This week, my son turned seven. Choosing a present for a boy his age can be tricky: how does one compete with an iPad for his undivided attention? What kind of gifts would be good for both our children and our planet? Here are some ideas.
While my son really doesn’t think that clothes make good presents, he very much loves animals. That’s why he was delighted with his Tiger T-shirt produced by French company COQENPATE. Since its creation in 2007, COQENPATE has been producing children’s clothes and accessories from 100% organic cotton, vegetable-dyed and recycled materials. They have recently partnered with SOS – Save Our Species, an initiative led by the International Union for Conservation of Nature (IUCN), by donating a part of the company’s profits. The Save Our Species range includes apparel, school bags and pencil cases, featuring eye-catching designs of tigers, lions, sharks and other much-loved creatures that are also species protected by SOS-funded projects.

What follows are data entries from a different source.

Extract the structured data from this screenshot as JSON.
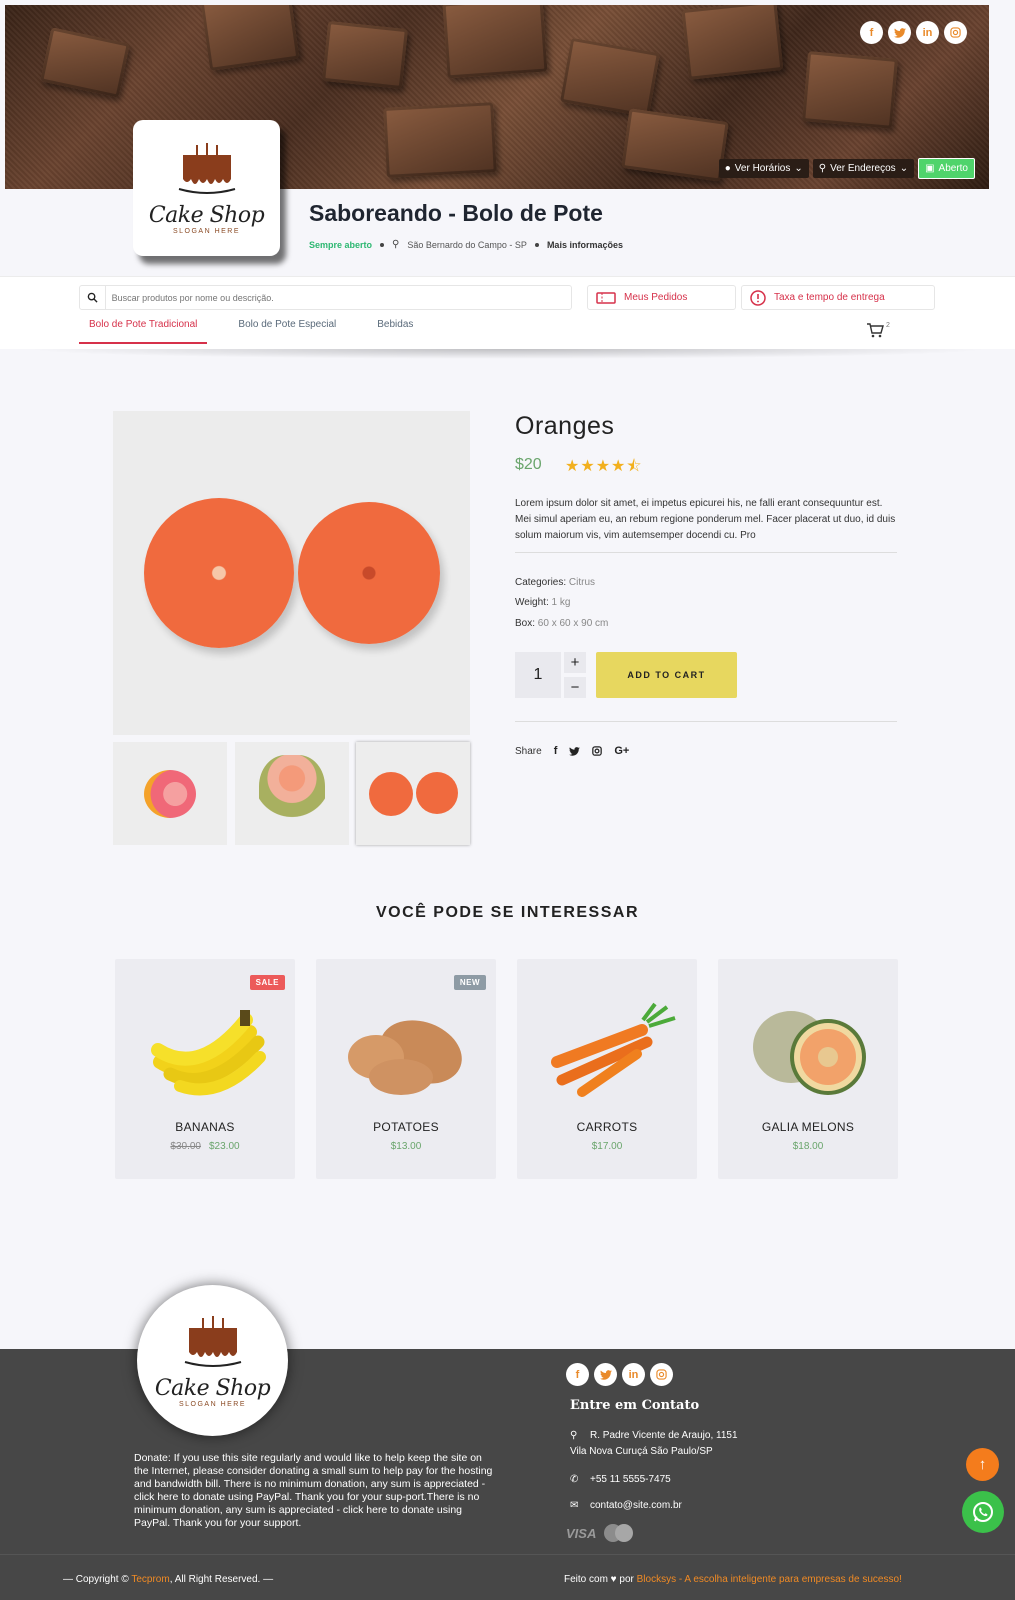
{
  "header": {
    "social": [
      "f",
      "t",
      "in",
      "ig"
    ],
    "buttons": {
      "hours": "Ver Horários",
      "addresses": "Ver Endereços",
      "status": "Aberto"
    },
    "logo": {
      "name": "Cake Shop",
      "slogan": "SLOGAN HERE"
    },
    "store_name": "Saboreando - Bolo de Pote",
    "meta": {
      "open": "Sempre aberto",
      "location": "São Bernardo do Campo - SP",
      "more": "Mais informações"
    }
  },
  "nav": {
    "search_placeholder": "Buscar produtos por nome ou descrição.",
    "orders": "Meus Pedidos",
    "delivery": "Taxa e tempo de entrega",
    "tabs": [
      "Bolo de Pote Tradicional",
      "Bolo de Pote Especial",
      "Bebidas"
    ],
    "cart_count": "2"
  },
  "product": {
    "title": "Oranges",
    "price": "$20",
    "rating": 4.5,
    "stars": "★★★★⯪",
    "description": "Lorem ipsum dolor sit amet, ei impetus epicurei his, ne falli erant consequuntur est. Mei simul aperiam eu, an rebum regione ponderum mel. Facer placerat ut duo, id duis solum maiorum vis, vim autemsemper docendi cu. Pro",
    "categories_label": "Categories:",
    "categories_value": "Citrus",
    "weight_label": "Weight:",
    "weight_value": "1 kg",
    "box_label": "Box:",
    "box_value": "60 x 60 x 90 cm",
    "quantity": "1",
    "plus": "+",
    "minus": "−",
    "add_to_cart": "ADD TO CART",
    "share_label": "Share"
  },
  "related": {
    "title": "VOCÊ PODE SE INTERESSAR",
    "items": [
      {
        "name": "BANANAS",
        "old_price": "$30.00",
        "price": "$23.00",
        "badge": "SALE"
      },
      {
        "name": "POTATOES",
        "price": "$13.00",
        "badge": "NEW"
      },
      {
        "name": "CARROTS",
        "price": "$17.00"
      },
      {
        "name": "GALIA MELONS",
        "price": "$18.00"
      }
    ]
  },
  "footer": {
    "donate": "Donate: If you use this site regularly and would like to help keep the site on the Internet, please consider donating a small sum to help pay for the hosting and bandwidth bill. There is no minimum donation, any sum is appreciated - click here to donate using PayPal. Thank you for your sup-port.There is no minimum donation, any sum is appreciated - click here to donate using PayPal. Thank you for your support.",
    "contact_title": "Entre em Contato",
    "address_1": "R. Padre Vicente de Araujo, 1151",
    "address_2": "Vila Nova Curuçá São Paulo/SP",
    "phone": "+55 11 5555-7475",
    "email": "contato@site.com.br",
    "payment_visa": "VISA",
    "copyright_pre": "— Copyright ©",
    "copyright_link": "Tecprom",
    "copyright_post": ", All Right Reserved. —",
    "made_pre": "Feito com ♥ por",
    "made_link": "Blocksys - A escolha inteligente para empresas de sucesso!"
  },
  "colors": {
    "accent_red": "#d6314a",
    "price_green": "#6aa56c",
    "add_to_cart": "#e7d75f",
    "footer_bg": "#474747",
    "orange": "#f08a24",
    "whatsapp": "#3bc14a"
  }
}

Another great company that makes sustainable clothes for active kids is Denmark’s Katvig. With its slogan ‘We take care of the earth for future veterinarians, firemen and ballerinas’, Katvig walks the talk by using organic, recycled and biodegradable materials and avoiding toxic chemicals. The company also organizes clothes-swapping parties for parents to reduce the amount of kids’ clothes going to landfill.

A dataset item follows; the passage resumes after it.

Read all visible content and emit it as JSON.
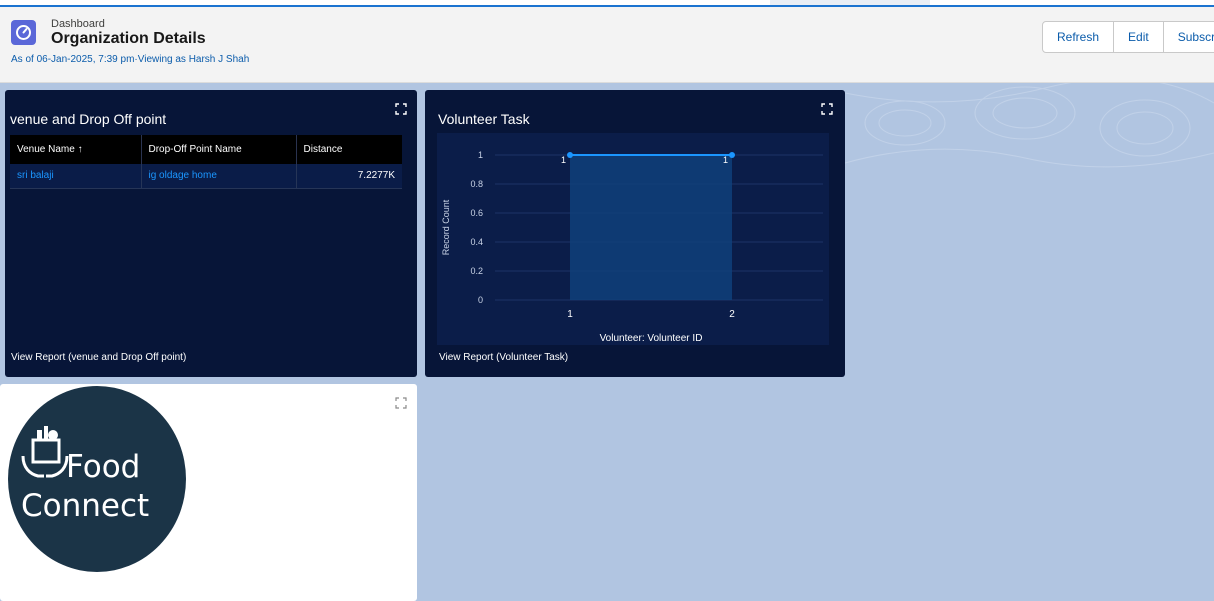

Do you know what a seven-year-old’s bedroom looks like? You’ve guessed it: it is messy! On any given day it can be transformed into a space station, a museum or a racetrack. Swedish brand Tellkiddo has a creative answer to the problem: recycled paper or fabric bags that are perfect for storing books, toys and laundry. Tellkiddo was started by a young mom living in Stockholm with her family full of boys – so she obviously knows the ‘time to tidy up’ drill!

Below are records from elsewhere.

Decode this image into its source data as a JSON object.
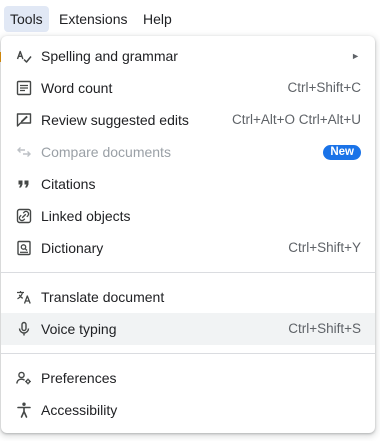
{
  "menubar": {
    "items": [
      {
        "label": "Tools",
        "active": true
      },
      {
        "label": "Extensions",
        "active": false
      },
      {
        "label": "Help",
        "active": false
      }
    ]
  },
  "menu": {
    "items": [
      {
        "label": "Spelling and grammar",
        "icon": "spellcheck-icon",
        "submenu": true
      },
      {
        "label": "Word count",
        "icon": "word-count-icon",
        "shortcut": "Ctrl+Shift+C"
      },
      {
        "label": "Review suggested edits",
        "icon": "review-edits-icon",
        "shortcut": "Ctrl+Alt+O Ctrl+Alt+U"
      },
      {
        "label": "Compare documents",
        "icon": "compare-icon",
        "badge": "New",
        "disabled": true
      },
      {
        "label": "Citations",
        "icon": "quote-icon"
      },
      {
        "label": "Linked objects",
        "icon": "link-icon"
      },
      {
        "label": "Dictionary",
        "icon": "dictionary-icon",
        "shortcut": "Ctrl+Shift+Y"
      },
      {
        "label": "Translate document",
        "icon": "translate-icon"
      },
      {
        "label": "Voice typing",
        "icon": "microphone-icon",
        "shortcut": "Ctrl+Shift+S",
        "highlighted": true
      },
      {
        "label": "Preferences",
        "icon": "preferences-icon"
      },
      {
        "label": "Accessibility",
        "icon": "accessibility-icon"
      }
    ],
    "submenu_arrow": "►"
  },
  "colors": {
    "active_menubar": "#e1e8f5",
    "badge": "#1a73e8",
    "hover_row": "#f1f3f4",
    "separator": "#dadce0",
    "disabled_text": "#9aa0a6"
  }
}
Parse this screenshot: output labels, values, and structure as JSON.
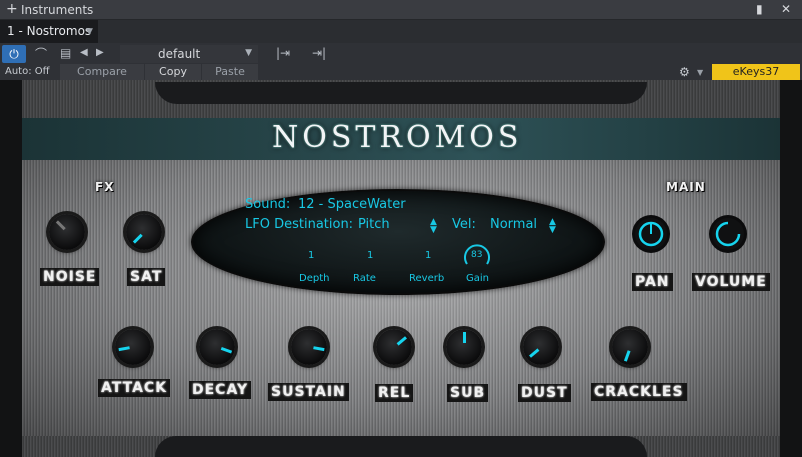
{
  "window": {
    "title": "Instruments",
    "tab": "1 - Nostromos"
  },
  "toolbar": {
    "auto_label": "Auto: Off",
    "preset": "default",
    "compare": "Compare",
    "copy": "Copy",
    "paste": "Paste",
    "keyboard": "eKeys37",
    "accent": "#2f6fb6",
    "keyboard_color": "#f0c419"
  },
  "plugin": {
    "logo": "NOSTROMOS",
    "fx_label": "FX",
    "main_label": "MAIN",
    "noise": "NOISE",
    "sat": "SAT",
    "pan": "PAN",
    "volume": "VOLUME",
    "sound_label": "Sound:",
    "sound_value": "12 - SpaceWater",
    "lfo_label": "LFO Destination:",
    "lfo_value": "Pitch",
    "vel_label": "Vel:",
    "vel_value": "Normal",
    "minis": [
      {
        "label": "Depth",
        "value": "1"
      },
      {
        "label": "Rate",
        "value": "1"
      },
      {
        "label": "Reverb",
        "value": "1"
      },
      {
        "label": "Gain",
        "value": "83"
      }
    ],
    "envelope": [
      {
        "label": "ATTACK"
      },
      {
        "label": "DECAY"
      },
      {
        "label": "SUSTAIN"
      },
      {
        "label": "REL"
      },
      {
        "label": "SUB"
      },
      {
        "label": "DUST"
      },
      {
        "label": "CRACKLES"
      }
    ],
    "accent": "#16d4ee"
  }
}
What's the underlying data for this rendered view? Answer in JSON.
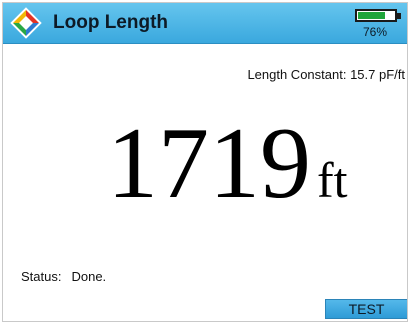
{
  "header": {
    "title": "Loop Length",
    "logo_icon": "diamond-logo-icon",
    "battery": {
      "icon": "battery-icon",
      "level": 0.76,
      "percent_label": "76%",
      "fill_color": "#1fa53a"
    },
    "bar_color": "#3aa8de"
  },
  "main": {
    "length_constant": "Length Constant: 15.7 pF/ft",
    "reading_value": "1719",
    "reading_unit": "ft"
  },
  "status": {
    "label": "Status:",
    "value": "Done."
  },
  "softkeys": {
    "test_label": "TEST"
  }
}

However, the biggest challenge many parents are facing these days is how to get kids to play more outside and experience nature. Through its Be Out There campaign, the US National Wildlife Federation (NWF) is reconnecting kids with nature. According to NWF, the amount of time kids spend outside is alarmingly low–only minutes per day–while screen time is at an all time high (upwards of seven hours). Check out these great tips to get your kids away from the screens and into the sunshine by NWF and Good Housekeeping – from camping in the backyard to learning how to be a nature detective.
And get out there is exactly what I am going to do with my Birthday Boy right now!